◆ **Supplied records**
=== Section Start ===

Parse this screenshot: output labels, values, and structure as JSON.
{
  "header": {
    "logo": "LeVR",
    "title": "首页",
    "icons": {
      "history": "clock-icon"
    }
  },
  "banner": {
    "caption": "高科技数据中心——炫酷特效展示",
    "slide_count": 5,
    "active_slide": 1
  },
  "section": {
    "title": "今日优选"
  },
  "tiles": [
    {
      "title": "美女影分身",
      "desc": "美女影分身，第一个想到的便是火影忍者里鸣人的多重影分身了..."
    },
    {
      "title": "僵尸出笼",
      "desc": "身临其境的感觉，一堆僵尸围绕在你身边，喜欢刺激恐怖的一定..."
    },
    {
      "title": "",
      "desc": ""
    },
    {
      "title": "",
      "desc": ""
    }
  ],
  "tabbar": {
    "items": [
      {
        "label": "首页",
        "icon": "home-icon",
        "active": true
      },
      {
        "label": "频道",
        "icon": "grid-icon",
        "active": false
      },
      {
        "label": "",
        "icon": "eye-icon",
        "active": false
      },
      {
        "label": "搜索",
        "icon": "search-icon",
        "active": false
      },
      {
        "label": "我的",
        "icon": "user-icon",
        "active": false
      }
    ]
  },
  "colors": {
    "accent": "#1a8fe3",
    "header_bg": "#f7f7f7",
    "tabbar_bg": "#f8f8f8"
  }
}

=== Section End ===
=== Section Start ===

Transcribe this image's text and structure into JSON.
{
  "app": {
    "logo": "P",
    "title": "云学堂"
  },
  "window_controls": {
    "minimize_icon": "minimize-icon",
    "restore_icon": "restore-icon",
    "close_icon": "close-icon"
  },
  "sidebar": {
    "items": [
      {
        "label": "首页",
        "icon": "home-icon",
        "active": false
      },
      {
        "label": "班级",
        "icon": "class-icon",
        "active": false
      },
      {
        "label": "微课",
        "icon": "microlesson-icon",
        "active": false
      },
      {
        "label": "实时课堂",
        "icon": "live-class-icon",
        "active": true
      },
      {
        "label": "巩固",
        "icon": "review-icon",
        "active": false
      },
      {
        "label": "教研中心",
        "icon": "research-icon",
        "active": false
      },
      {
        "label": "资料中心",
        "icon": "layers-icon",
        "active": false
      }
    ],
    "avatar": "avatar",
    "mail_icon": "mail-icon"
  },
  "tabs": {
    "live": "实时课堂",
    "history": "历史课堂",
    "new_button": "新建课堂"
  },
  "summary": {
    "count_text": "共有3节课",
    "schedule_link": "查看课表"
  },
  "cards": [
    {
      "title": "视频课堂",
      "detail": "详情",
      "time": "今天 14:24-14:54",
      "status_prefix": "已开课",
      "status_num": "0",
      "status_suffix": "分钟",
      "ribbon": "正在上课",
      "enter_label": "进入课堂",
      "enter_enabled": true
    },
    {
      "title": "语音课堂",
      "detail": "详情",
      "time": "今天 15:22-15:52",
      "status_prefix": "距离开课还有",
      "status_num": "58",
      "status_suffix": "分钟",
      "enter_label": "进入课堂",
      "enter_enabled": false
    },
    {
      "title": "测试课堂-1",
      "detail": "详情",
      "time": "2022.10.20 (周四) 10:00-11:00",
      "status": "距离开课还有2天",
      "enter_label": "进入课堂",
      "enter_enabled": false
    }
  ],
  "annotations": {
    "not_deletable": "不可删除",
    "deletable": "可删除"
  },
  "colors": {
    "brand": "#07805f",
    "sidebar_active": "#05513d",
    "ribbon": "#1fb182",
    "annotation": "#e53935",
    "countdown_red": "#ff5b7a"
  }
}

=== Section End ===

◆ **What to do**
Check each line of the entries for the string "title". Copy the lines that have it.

◆ **Answer to this task**
    "title": "首页",
    "title": "今日优选"
      "title": "美女影分身",
      "title": "僵尸出笼",
      "title": "",
      "title": "",
    "title": "云学堂"
      "title": "视频课堂",
      "title": "语音课堂",
      "title": "测试课堂-1",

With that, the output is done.